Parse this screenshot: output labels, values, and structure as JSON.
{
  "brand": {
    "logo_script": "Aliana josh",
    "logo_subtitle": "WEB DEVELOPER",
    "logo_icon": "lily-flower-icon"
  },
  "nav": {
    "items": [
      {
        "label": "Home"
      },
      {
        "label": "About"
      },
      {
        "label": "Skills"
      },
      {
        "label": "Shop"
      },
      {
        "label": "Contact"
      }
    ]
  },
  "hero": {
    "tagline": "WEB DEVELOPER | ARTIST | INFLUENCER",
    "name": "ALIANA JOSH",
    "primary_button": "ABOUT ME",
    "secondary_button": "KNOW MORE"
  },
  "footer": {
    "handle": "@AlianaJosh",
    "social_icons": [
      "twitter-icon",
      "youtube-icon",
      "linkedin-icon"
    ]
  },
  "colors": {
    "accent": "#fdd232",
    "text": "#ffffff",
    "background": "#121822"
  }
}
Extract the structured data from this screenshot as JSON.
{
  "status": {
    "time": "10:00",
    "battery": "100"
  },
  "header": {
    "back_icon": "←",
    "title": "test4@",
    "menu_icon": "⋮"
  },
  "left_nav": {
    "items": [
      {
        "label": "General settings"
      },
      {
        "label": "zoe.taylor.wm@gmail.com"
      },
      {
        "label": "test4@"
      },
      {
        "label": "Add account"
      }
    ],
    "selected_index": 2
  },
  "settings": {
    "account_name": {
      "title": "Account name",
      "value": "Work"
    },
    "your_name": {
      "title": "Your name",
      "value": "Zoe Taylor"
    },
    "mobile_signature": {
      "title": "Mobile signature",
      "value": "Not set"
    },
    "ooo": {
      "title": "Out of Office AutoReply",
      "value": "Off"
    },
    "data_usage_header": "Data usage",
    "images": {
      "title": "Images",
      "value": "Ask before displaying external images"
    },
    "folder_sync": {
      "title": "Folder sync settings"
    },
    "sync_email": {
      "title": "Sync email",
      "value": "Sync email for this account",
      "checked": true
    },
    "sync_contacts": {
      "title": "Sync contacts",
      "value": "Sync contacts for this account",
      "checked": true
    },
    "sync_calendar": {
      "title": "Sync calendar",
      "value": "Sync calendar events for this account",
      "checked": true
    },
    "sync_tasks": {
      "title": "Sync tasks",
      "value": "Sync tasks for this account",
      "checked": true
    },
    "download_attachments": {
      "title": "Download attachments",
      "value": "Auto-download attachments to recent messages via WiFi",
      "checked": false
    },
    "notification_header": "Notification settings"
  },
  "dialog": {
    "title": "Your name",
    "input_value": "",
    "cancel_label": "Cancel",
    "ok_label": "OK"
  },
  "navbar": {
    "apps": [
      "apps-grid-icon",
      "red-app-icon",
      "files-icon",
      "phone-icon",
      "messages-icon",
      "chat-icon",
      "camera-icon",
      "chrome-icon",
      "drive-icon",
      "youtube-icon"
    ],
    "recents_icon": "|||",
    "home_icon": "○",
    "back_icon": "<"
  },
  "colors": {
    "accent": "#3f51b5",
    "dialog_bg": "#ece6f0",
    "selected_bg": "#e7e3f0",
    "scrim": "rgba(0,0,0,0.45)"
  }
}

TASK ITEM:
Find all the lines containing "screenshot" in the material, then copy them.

ANSWER SECTION:
Parse this screenshot: output labels, values, and structure as JSON.
Extract the structured data from this screenshot as JSON.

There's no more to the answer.